> [What the task requires]: Do any lines in the data below contain "Attributes"? If so, copy every one of them.

> [Input material]:
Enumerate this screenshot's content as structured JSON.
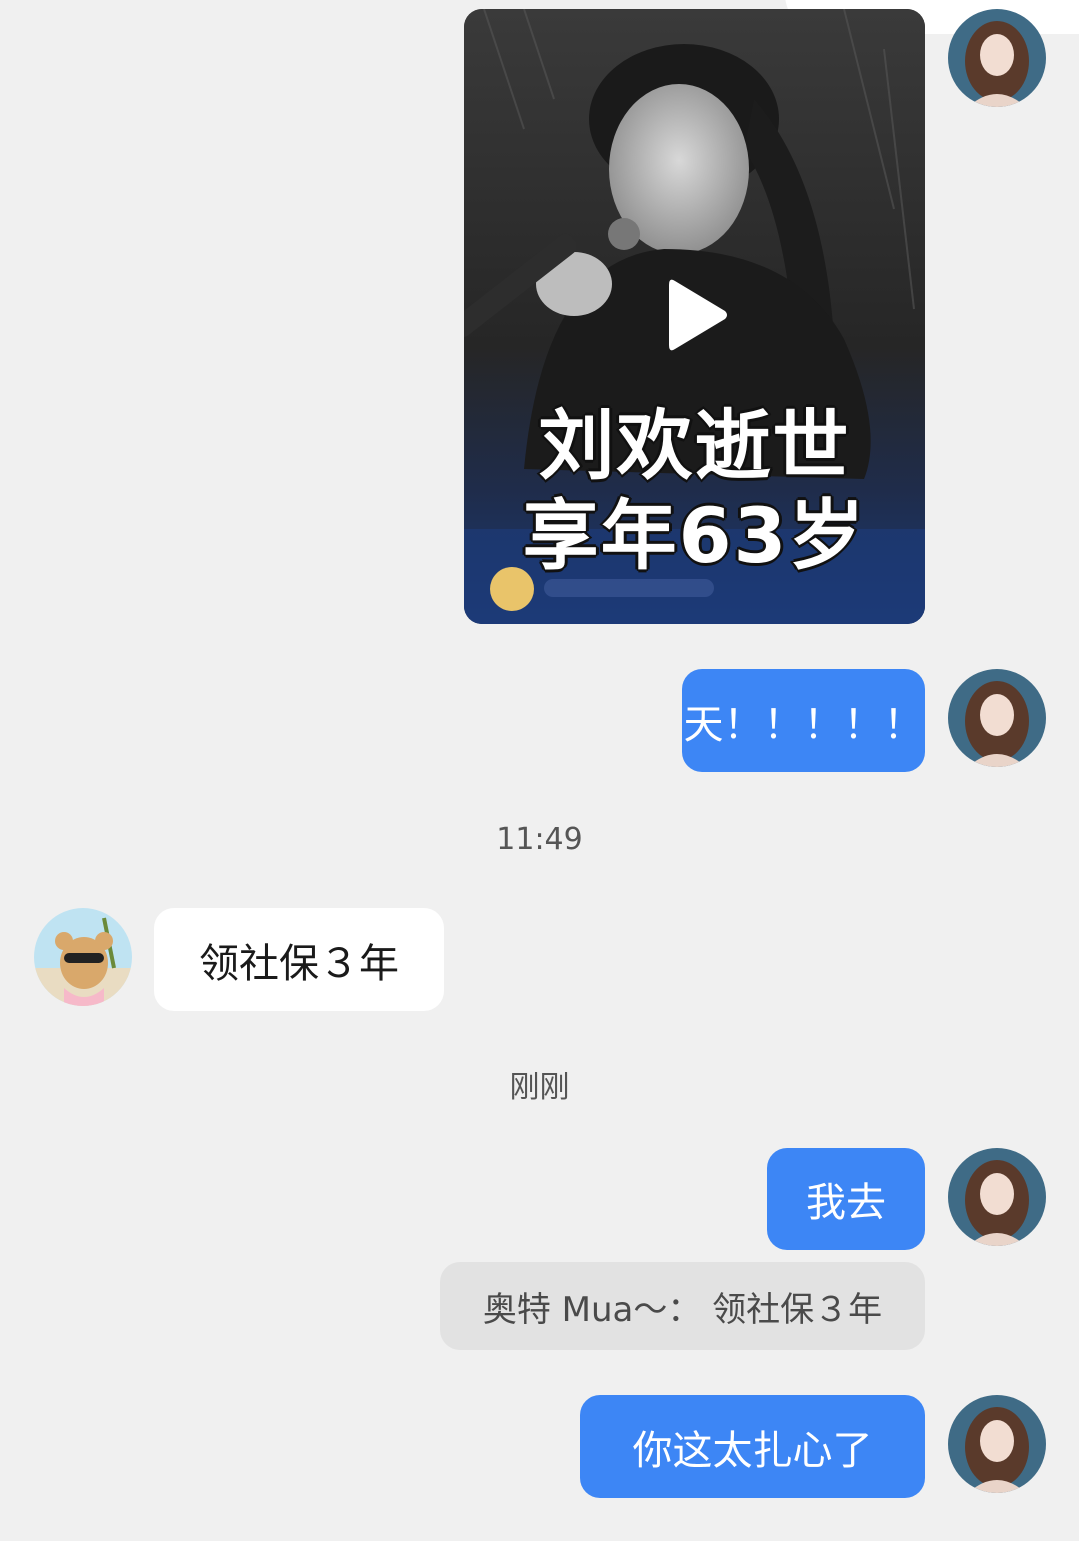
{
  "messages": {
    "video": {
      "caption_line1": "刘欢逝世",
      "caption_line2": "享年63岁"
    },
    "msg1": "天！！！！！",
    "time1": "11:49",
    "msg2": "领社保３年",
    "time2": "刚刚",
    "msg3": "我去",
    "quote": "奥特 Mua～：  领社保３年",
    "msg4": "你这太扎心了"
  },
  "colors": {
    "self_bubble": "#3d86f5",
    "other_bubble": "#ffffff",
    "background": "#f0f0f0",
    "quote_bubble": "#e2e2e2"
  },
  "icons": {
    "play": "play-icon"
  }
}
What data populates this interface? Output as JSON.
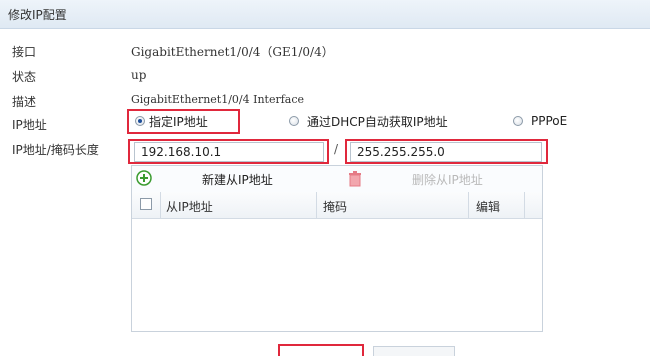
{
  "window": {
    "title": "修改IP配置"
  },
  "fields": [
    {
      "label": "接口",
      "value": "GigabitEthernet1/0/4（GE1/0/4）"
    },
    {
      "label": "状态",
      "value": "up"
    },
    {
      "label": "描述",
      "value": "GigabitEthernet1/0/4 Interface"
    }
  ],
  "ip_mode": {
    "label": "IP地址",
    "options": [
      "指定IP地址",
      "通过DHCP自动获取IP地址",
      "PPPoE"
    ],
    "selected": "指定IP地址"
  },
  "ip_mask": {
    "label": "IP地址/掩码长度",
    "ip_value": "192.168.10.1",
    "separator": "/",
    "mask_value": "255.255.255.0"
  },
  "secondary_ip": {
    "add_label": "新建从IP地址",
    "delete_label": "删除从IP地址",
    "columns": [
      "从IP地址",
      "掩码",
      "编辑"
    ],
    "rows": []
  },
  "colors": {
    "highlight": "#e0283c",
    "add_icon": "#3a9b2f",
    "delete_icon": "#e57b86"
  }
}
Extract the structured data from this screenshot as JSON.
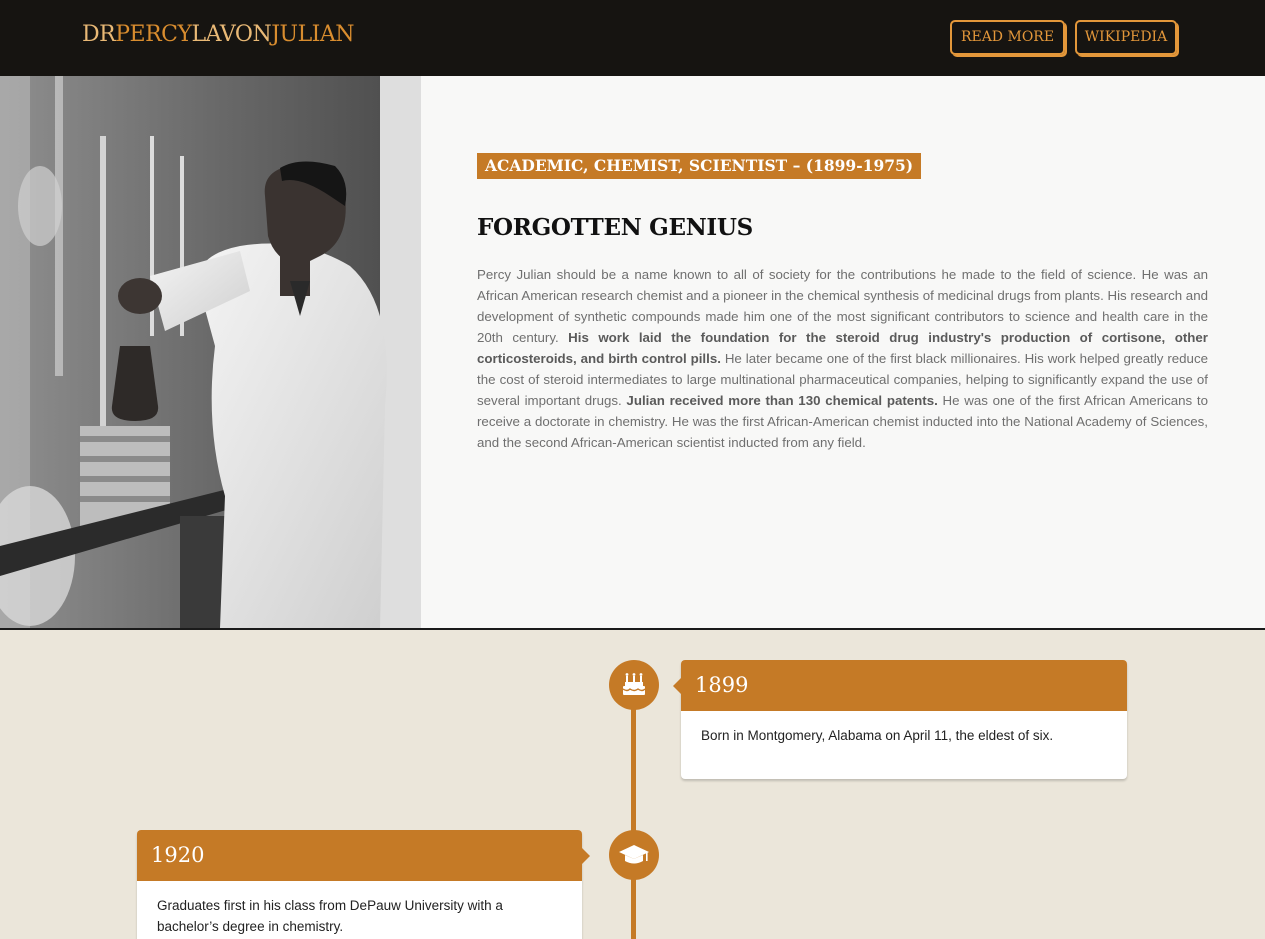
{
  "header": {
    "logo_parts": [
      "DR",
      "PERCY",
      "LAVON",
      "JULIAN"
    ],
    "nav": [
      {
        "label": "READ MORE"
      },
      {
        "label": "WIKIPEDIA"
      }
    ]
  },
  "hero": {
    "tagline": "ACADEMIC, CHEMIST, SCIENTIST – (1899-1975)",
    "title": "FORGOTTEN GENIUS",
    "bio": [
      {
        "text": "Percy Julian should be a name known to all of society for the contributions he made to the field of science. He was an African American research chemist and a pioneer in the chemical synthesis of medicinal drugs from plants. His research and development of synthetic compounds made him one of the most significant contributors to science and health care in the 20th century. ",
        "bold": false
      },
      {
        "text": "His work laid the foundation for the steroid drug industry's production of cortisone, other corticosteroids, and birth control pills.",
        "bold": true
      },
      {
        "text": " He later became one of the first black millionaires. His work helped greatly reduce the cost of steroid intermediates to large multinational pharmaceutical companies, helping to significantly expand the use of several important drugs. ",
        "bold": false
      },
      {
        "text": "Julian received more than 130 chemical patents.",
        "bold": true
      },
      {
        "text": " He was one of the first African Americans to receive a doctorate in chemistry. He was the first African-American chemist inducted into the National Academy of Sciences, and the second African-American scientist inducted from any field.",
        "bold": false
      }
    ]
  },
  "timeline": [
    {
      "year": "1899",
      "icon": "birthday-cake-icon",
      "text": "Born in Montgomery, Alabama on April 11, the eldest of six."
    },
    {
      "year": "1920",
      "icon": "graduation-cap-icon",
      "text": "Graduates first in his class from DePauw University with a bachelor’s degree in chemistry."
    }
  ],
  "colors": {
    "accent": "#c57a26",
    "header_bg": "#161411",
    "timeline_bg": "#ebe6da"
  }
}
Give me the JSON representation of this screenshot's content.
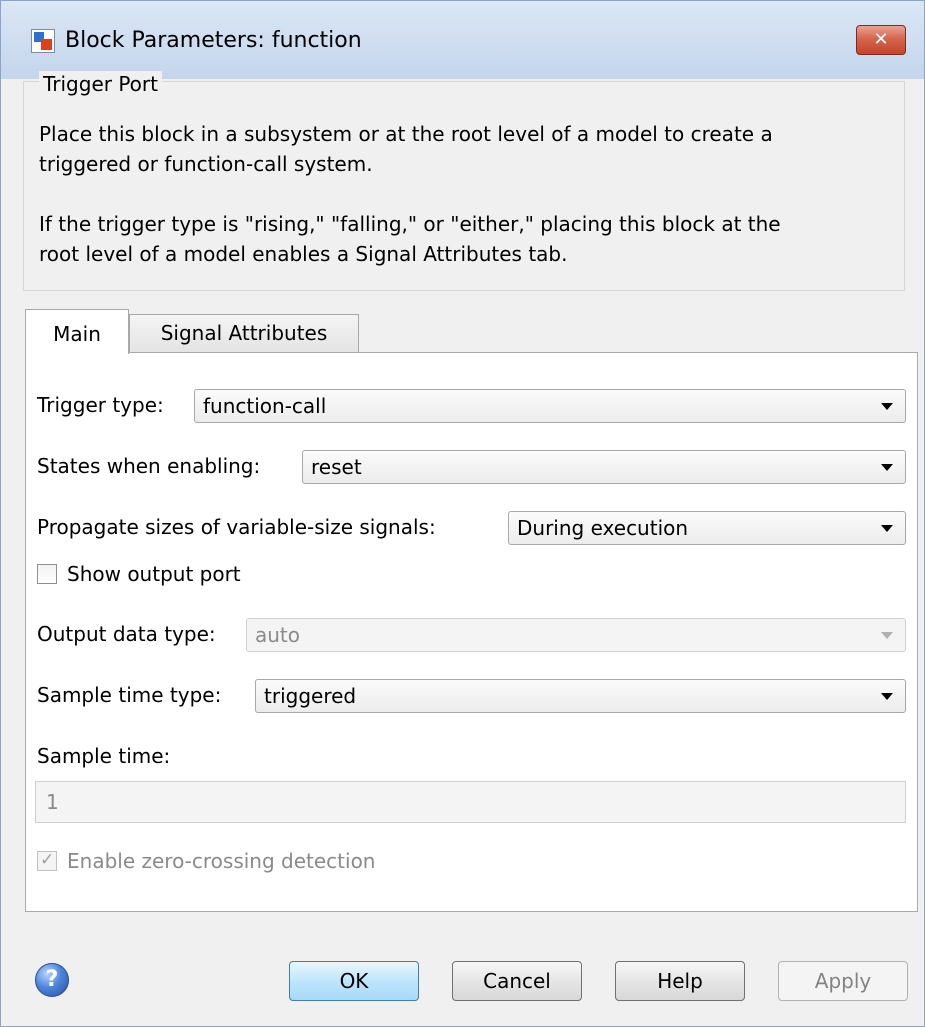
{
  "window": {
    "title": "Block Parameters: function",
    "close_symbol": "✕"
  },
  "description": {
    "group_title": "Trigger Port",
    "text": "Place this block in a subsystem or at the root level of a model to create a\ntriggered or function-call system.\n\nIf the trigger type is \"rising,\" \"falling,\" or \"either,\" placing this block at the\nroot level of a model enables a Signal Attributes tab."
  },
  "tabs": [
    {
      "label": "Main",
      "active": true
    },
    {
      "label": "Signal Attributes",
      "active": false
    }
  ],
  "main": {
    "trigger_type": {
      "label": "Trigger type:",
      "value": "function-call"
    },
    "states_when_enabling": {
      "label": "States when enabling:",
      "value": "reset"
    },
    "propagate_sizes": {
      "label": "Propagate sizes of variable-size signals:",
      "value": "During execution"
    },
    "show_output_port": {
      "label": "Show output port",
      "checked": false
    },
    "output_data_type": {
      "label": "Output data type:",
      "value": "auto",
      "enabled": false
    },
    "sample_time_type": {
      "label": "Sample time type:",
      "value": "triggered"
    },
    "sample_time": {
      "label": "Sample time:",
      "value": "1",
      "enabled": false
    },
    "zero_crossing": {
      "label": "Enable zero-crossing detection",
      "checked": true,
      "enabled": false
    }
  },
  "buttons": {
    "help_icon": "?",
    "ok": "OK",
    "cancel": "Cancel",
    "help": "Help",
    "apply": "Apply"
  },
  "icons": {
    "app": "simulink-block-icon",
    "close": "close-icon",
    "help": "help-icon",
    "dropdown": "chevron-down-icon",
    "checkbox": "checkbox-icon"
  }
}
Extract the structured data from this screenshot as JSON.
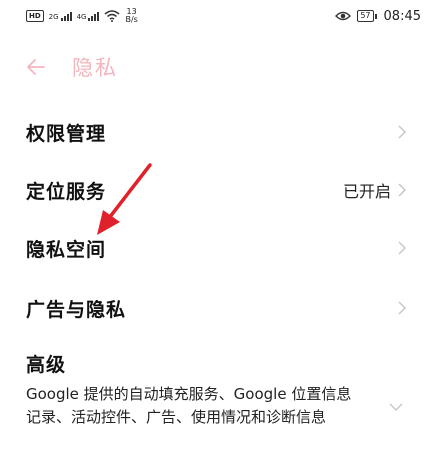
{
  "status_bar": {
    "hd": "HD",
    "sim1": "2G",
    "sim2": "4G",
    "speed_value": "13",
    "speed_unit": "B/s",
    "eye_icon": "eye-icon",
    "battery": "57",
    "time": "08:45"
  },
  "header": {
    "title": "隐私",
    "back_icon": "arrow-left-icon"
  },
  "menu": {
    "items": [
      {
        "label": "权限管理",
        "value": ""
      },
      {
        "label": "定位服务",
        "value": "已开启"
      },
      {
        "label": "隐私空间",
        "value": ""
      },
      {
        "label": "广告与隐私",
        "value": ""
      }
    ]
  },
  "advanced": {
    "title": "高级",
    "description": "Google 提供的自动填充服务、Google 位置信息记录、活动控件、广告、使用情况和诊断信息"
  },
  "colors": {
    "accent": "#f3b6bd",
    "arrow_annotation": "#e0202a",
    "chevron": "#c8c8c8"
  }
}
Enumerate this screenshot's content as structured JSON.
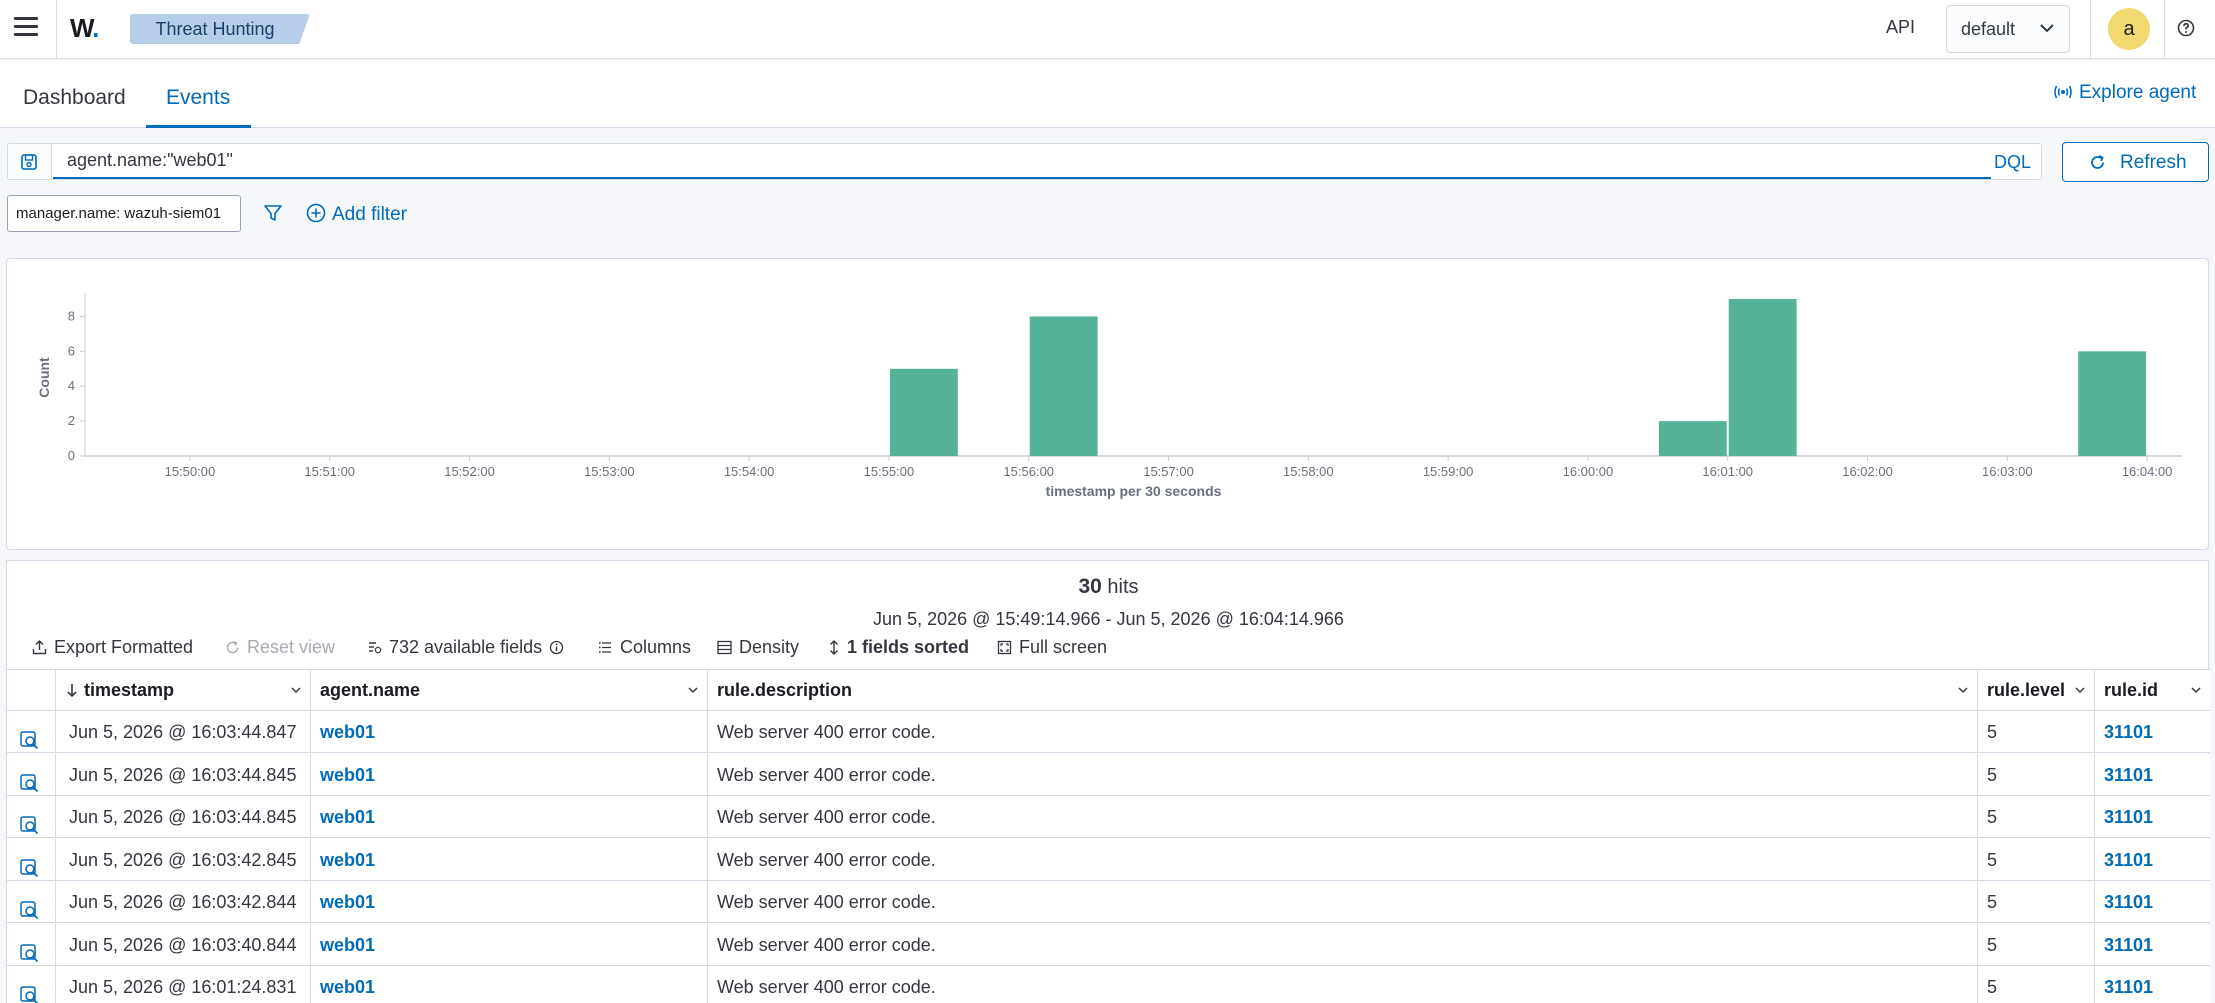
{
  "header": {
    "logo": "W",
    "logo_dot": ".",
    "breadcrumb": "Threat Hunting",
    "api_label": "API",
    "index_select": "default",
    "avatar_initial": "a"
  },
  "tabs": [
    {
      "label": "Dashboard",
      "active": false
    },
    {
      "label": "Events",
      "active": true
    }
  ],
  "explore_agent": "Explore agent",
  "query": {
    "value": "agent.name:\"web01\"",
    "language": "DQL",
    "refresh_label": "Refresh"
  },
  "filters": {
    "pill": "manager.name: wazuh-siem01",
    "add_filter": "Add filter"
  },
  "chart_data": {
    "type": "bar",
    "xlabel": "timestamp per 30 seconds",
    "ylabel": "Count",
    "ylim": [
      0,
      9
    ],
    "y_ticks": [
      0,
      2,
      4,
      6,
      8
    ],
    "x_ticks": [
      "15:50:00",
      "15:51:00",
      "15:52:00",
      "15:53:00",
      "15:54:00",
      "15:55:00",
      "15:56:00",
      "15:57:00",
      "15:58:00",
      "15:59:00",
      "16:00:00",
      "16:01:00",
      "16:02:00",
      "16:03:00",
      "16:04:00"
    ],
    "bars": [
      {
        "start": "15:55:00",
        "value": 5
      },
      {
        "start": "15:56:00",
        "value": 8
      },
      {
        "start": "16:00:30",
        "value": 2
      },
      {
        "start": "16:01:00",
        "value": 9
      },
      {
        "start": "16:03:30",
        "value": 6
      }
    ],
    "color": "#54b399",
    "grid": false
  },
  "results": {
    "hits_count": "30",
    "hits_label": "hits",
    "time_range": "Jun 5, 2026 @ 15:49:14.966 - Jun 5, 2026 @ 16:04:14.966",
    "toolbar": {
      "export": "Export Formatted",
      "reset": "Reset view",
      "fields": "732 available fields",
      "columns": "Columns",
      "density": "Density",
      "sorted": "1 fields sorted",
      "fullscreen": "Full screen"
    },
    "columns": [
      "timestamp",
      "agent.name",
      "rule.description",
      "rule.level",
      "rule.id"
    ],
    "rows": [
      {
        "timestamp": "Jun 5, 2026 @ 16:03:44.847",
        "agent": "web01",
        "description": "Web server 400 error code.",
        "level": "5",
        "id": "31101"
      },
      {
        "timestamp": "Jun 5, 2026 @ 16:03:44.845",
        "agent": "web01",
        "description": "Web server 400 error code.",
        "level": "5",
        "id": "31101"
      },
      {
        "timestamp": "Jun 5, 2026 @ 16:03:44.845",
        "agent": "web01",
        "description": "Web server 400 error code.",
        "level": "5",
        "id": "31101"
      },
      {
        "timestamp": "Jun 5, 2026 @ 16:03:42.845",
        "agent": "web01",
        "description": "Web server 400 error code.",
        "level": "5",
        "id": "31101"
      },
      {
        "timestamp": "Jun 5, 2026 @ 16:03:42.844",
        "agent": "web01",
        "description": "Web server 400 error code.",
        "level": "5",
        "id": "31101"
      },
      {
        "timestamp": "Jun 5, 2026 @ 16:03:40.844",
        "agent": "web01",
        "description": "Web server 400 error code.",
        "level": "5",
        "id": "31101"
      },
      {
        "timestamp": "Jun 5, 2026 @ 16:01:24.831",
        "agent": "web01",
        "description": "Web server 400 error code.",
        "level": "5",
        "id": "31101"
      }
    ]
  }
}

> [Response to this exercise]:
    "text": "Place this block in a subsystem or at the root level of a model to create a\ntriggered or function-call system.\n\nIf the trigger type is \"rising,\" \"falling,\" or \"either,\" placing this block at the\nroot level of a model enables a Signal Attributes tab."
      "label": "Signal Attributes",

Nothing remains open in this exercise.